*** Opening of TASK MATERIAL ***

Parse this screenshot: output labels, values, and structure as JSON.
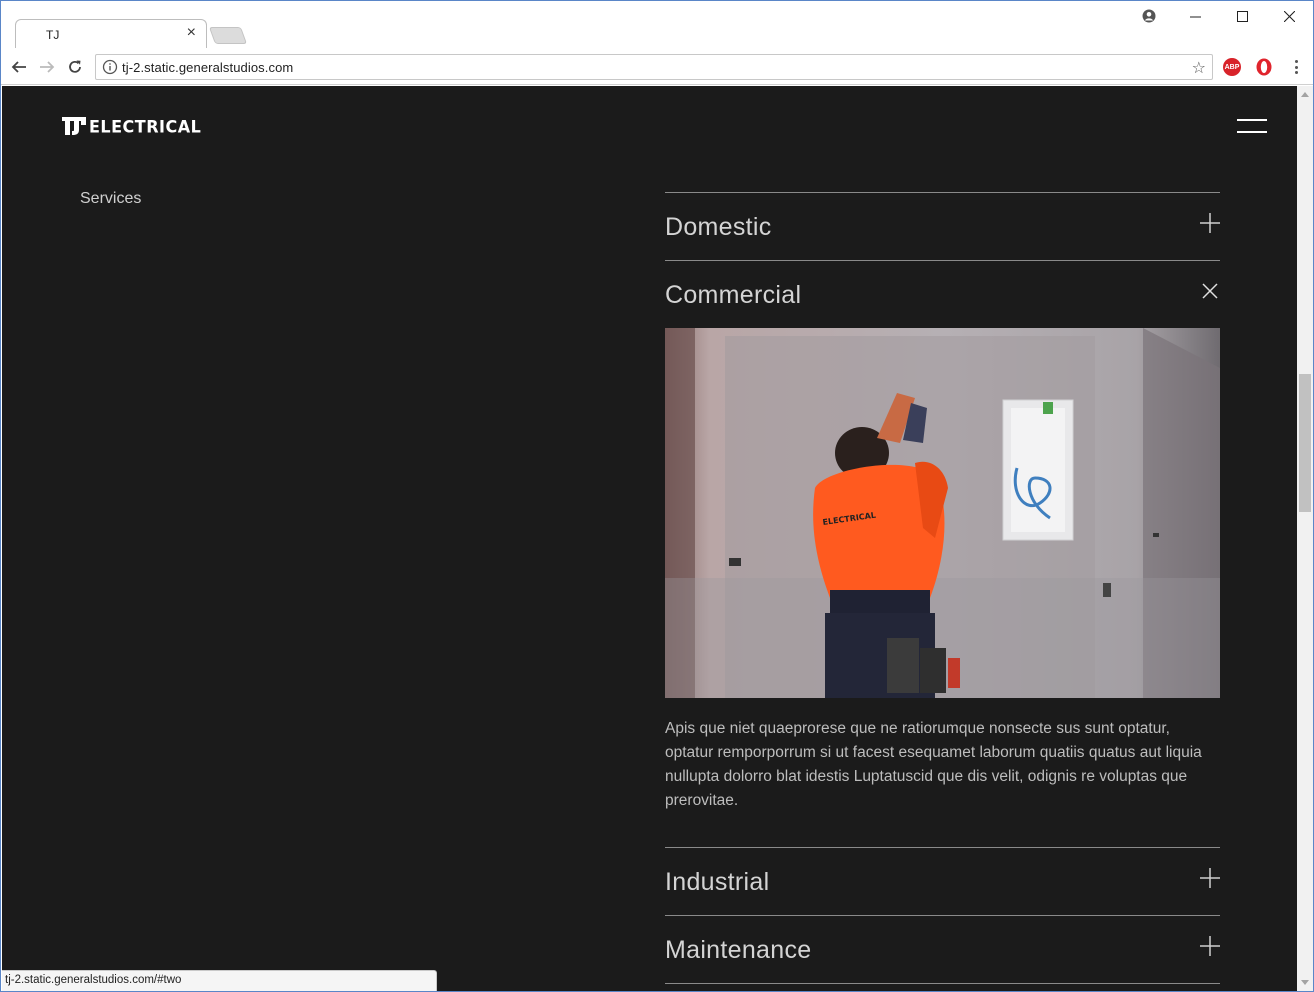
{
  "browser": {
    "tab_title": "TJ",
    "url": "tj-2.static.generalstudios.com",
    "status_url": "tj-2.static.generalstudios.com/#two"
  },
  "site": {
    "logo_text": "ELECTRICAL",
    "side_label": "Services",
    "accordion": [
      {
        "title": "Domestic",
        "state": "collapsed",
        "icon": "plus-icon"
      },
      {
        "title": "Commercial",
        "state": "expanded",
        "icon": "close-icon",
        "image_alt": "Electrician in hi-vis orange shirt working on a switchboard",
        "text": "Apis que niet quaeprorese que ne ratiorumque nonsecte sus sunt optatur, optatur remporporrum si ut facest esequamet laborum quatiis quatus aut liquia nullupta dolorro blat idestis Luptatuscid que dis velit, odignis re voluptas que prerovitae."
      },
      {
        "title": "Industrial",
        "state": "collapsed",
        "icon": "plus-icon"
      },
      {
        "title": "Maintenance",
        "state": "collapsed",
        "icon": "plus-icon"
      }
    ]
  },
  "colors": {
    "page_bg": "#1b1b1b",
    "divider": "#8a8a8a",
    "heading": "#d4d4d4",
    "body_text": "#bdbdbd",
    "hivis_orange": "#ff5a1f"
  }
}
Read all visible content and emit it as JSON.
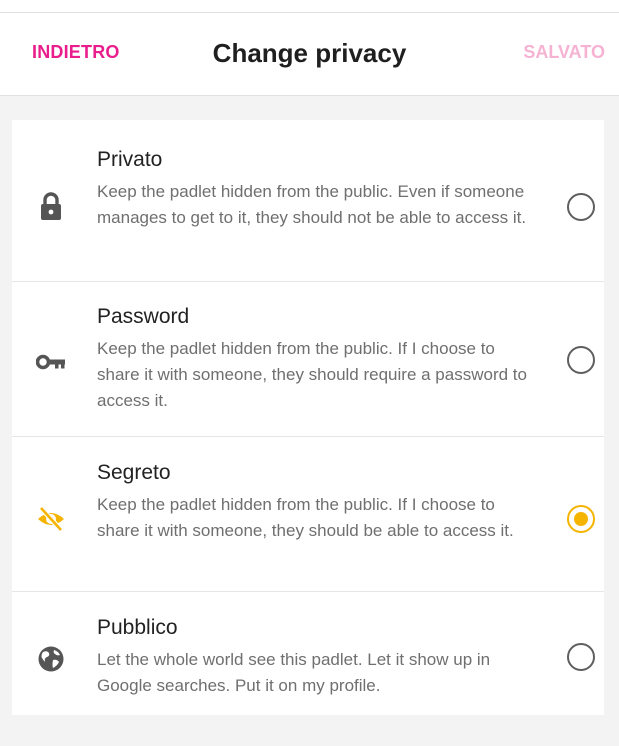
{
  "header": {
    "back_label": "INDIETRO",
    "title": "Change privacy",
    "save_label": "SALVATO"
  },
  "colors": {
    "accent": "#e91e8c",
    "accent_disabled": "#f6b2d3",
    "selected": "#f5b400",
    "icon": "#555555"
  },
  "options": [
    {
      "title": "Privato",
      "description": "Keep the padlet hidden from the public. Even if someone manages to get to it, they should not be able to access it.",
      "icon": "lock-icon",
      "selected": false
    },
    {
      "title": "Password",
      "description": "Keep the padlet hidden from the public. If I choose to share it with someone, they should require a password to access it.",
      "icon": "key-icon",
      "selected": false
    },
    {
      "title": "Segreto",
      "description": "Keep the padlet hidden from the public. If I choose to share it with someone, they should be able to access it.",
      "icon": "eye-off-icon",
      "selected": true
    },
    {
      "title": "Pubblico",
      "description": "Let the whole world see this padlet. Let it show up in Google searches. Put it on my profile.",
      "icon": "globe-icon",
      "selected": false
    }
  ]
}
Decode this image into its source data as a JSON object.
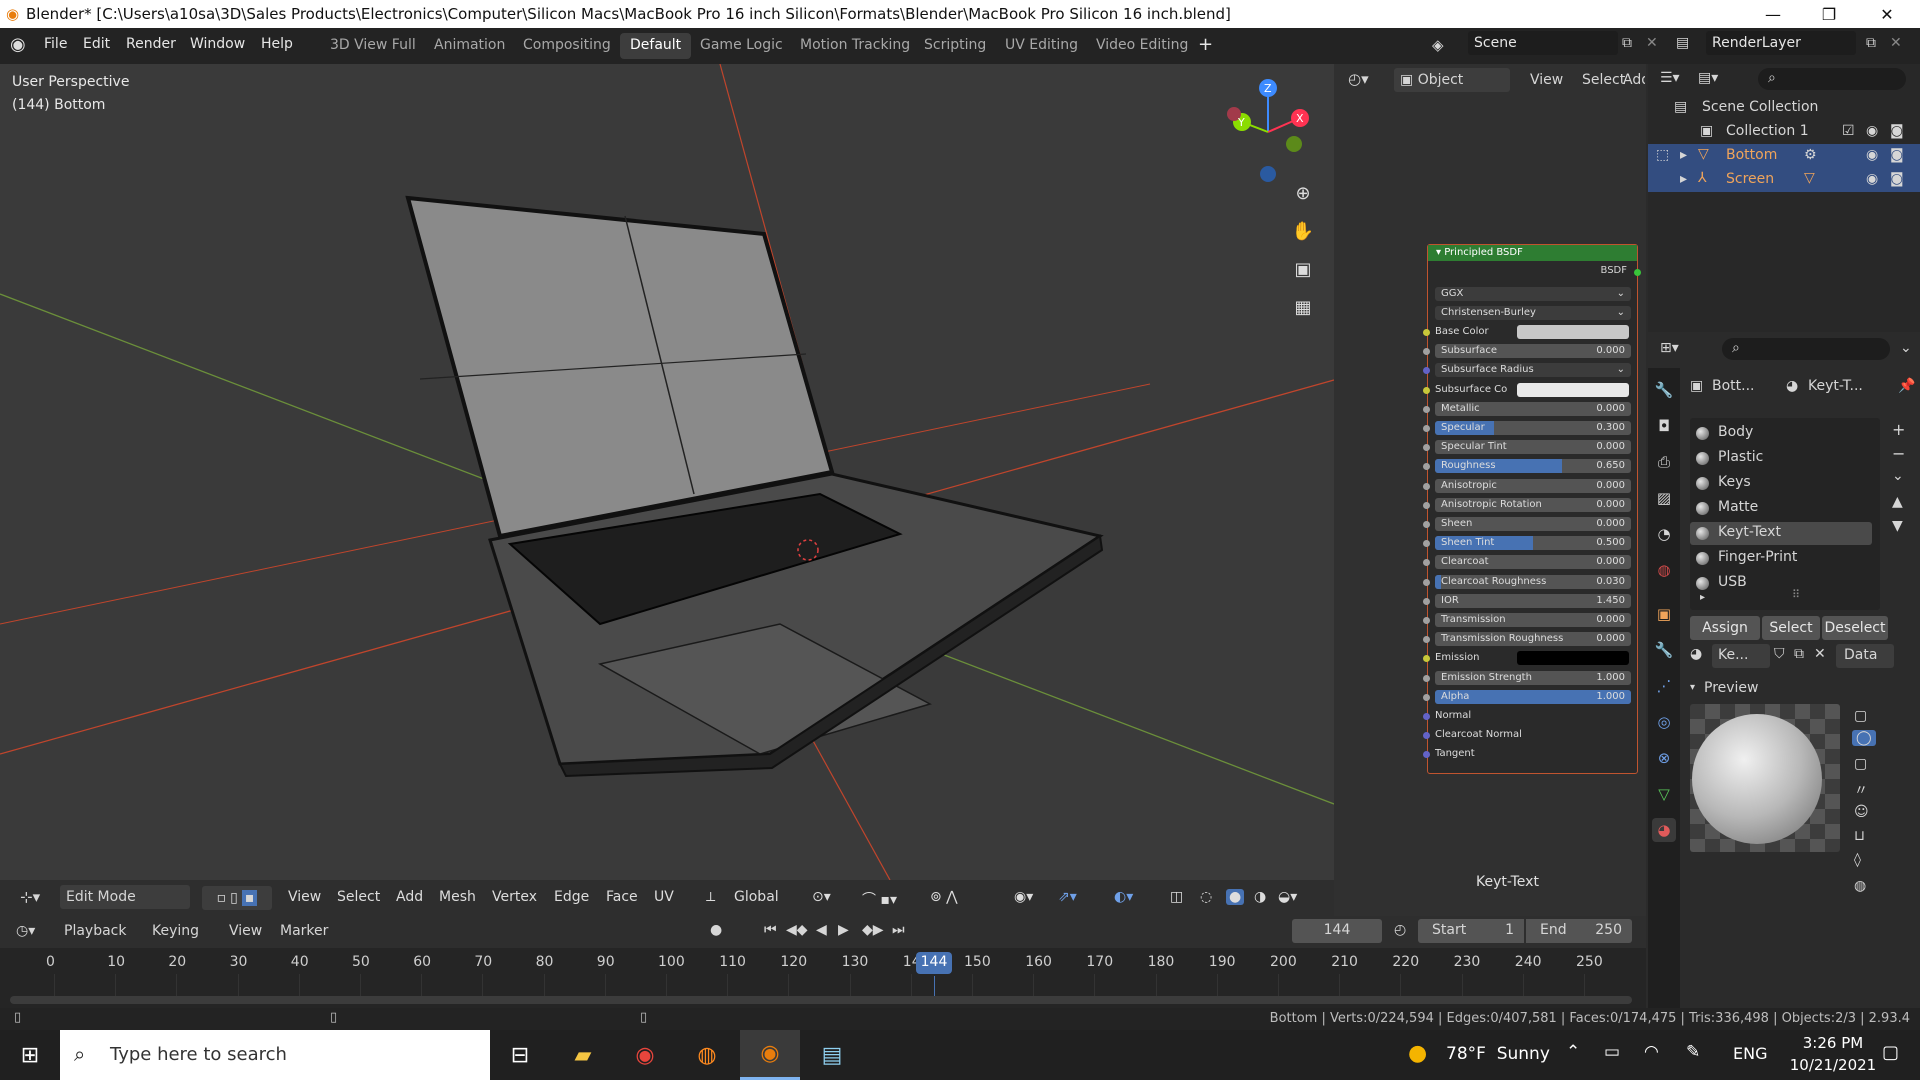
{
  "title_bar": {
    "title": "Blender* [C:\\Users\\a10sa\\3D\\Sales Products\\Electronics\\Computer\\Silicon Macs\\MacBook Pro 16 inch Silicon\\Formats\\Blender\\MacBook Pro Silicon 16 inch.blend]",
    "minimize": "—",
    "maximize": "❐",
    "close": "✕"
  },
  "menus": [
    "File",
    "Edit",
    "Render",
    "Window",
    "Help"
  ],
  "workspaces": [
    "3D View Full",
    "Animation",
    "Compositing",
    "Default",
    "Game Logic",
    "Motion Tracking",
    "Scripting",
    "UV Editing",
    "Video Editing"
  ],
  "active_workspace": "Default",
  "add_workspace": "+",
  "scene": {
    "name": "Scene",
    "render_layer": "RenderLayer"
  },
  "node_editor_header": {
    "mode": "Object",
    "view": "View",
    "select": "Select",
    "add": "Add"
  },
  "viewport": {
    "perspective_label": "User Perspective",
    "object_label": "(144) Bottom",
    "gizmo": {
      "z": "Z",
      "x": "X",
      "y": "Y"
    }
  },
  "viewport_header": {
    "mode": "Edit Mode",
    "menus": [
      "View",
      "Select",
      "Add",
      "Mesh",
      "Vertex",
      "Edge",
      "Face",
      "UV"
    ],
    "transform_orientation": "Global"
  },
  "node": {
    "title": "Principled BSDF",
    "output": "BSDF",
    "distribution": "GGX",
    "subsurface_method": "Christensen-Burley",
    "inputs": [
      {
        "label": "Base Color",
        "kind": "color",
        "color": "#c8c8c8",
        "socket": "yellow"
      },
      {
        "label": "Subsurface",
        "value": "0.000",
        "fill": 0,
        "socket": "grey"
      },
      {
        "label": "Subsurface Radius",
        "kind": "dropdown",
        "socket": "purple"
      },
      {
        "label": "Subsurface Co",
        "kind": "color",
        "color": "#e8e8e8",
        "socket": "yellow"
      },
      {
        "label": "Metallic",
        "value": "0.000",
        "fill": 0,
        "socket": "grey"
      },
      {
        "label": "Specular",
        "value": "0.300",
        "fill": 0.3,
        "socket": "grey"
      },
      {
        "label": "Specular Tint",
        "value": "0.000",
        "fill": 0,
        "socket": "grey"
      },
      {
        "label": "Roughness",
        "value": "0.650",
        "fill": 0.65,
        "socket": "grey"
      },
      {
        "label": "Anisotropic",
        "value": "0.000",
        "fill": 0,
        "socket": "grey"
      },
      {
        "label": "Anisotropic Rotation",
        "value": "0.000",
        "fill": 0,
        "socket": "grey"
      },
      {
        "label": "Sheen",
        "value": "0.000",
        "fill": 0,
        "socket": "grey"
      },
      {
        "label": "Sheen Tint",
        "value": "0.500",
        "fill": 0.5,
        "socket": "grey"
      },
      {
        "label": "Clearcoat",
        "value": "0.000",
        "fill": 0,
        "socket": "grey"
      },
      {
        "label": "Clearcoat Roughness",
        "value": "0.030",
        "fill": 0.03,
        "socket": "grey"
      },
      {
        "label": "IOR",
        "value": "1.450",
        "fill": 0,
        "socket": "grey"
      },
      {
        "label": "Transmission",
        "value": "0.000",
        "fill": 0,
        "socket": "grey"
      },
      {
        "label": "Transmission Roughness",
        "value": "0.000",
        "fill": 0,
        "socket": "grey"
      },
      {
        "label": "Emission",
        "kind": "color",
        "color": "#000000",
        "socket": "yellow"
      },
      {
        "label": "Emission Strength",
        "value": "1.000",
        "fill": 0,
        "socket": "grey"
      },
      {
        "label": "Alpha",
        "value": "1.000",
        "fill": 1,
        "socket": "grey"
      },
      {
        "label": "Normal",
        "kind": "socket",
        "socket": "purple"
      },
      {
        "label": "Clearcoat Normal",
        "kind": "socket",
        "socket": "purple"
      },
      {
        "label": "Tangent",
        "kind": "socket",
        "socket": "purple"
      }
    ]
  },
  "node_area_footer": "Keyt-Text",
  "outliner": {
    "scene_collection": "Scene Collection",
    "items": [
      {
        "label": "Collection 1",
        "selected": false
      },
      {
        "label": "Bottom",
        "selected": true
      },
      {
        "label": "Screen",
        "selected": true
      }
    ]
  },
  "properties": {
    "breadcrumb_object": "Bott...",
    "breadcrumb_material": "Keyt-T...",
    "material_slots": [
      "Body",
      "Plastic",
      "Keys",
      "Matte",
      "Keyt-Text",
      "Finger-Print",
      "USB"
    ],
    "selected_slot": "Keyt-Text",
    "assign": "Assign",
    "select": "Select",
    "deselect": "Deselect",
    "material_name": "Ke...",
    "link": "Data",
    "preview_label": "Preview"
  },
  "timeline": {
    "menus": [
      "Playback",
      "Keying",
      "View",
      "Marker"
    ],
    "current_frame": "144",
    "start_label": "Start",
    "start": "1",
    "end_label": "End",
    "end": "250",
    "ticks": [
      "0",
      "10",
      "20",
      "30",
      "40",
      "50",
      "60",
      "70",
      "80",
      "90",
      "100",
      "110",
      "120",
      "130",
      "140",
      "150",
      "160",
      "170",
      "180",
      "190",
      "200",
      "210",
      "220",
      "230",
      "240",
      "250"
    ],
    "cursor_label": "144"
  },
  "status_bar": "Bottom | Verts:0/224,594 | Edges:0/407,581 | Faces:0/174,475 | Tris:336,498 | Objects:2/3 | 2.93.4",
  "taskbar": {
    "search_placeholder": "Type here to search",
    "weather": "78°F  Sunny",
    "lang": "ENG",
    "time": "3:26 PM",
    "date": "10/21/2021"
  }
}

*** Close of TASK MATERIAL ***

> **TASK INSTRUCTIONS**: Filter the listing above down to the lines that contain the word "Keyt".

> **TASK RESPONSE**:
  "node_area_footer": "Keyt-Text",
    "breadcrumb_material": "Keyt-T...",
      "Keyt-Text",
    "selected_slot": "Keyt-Text",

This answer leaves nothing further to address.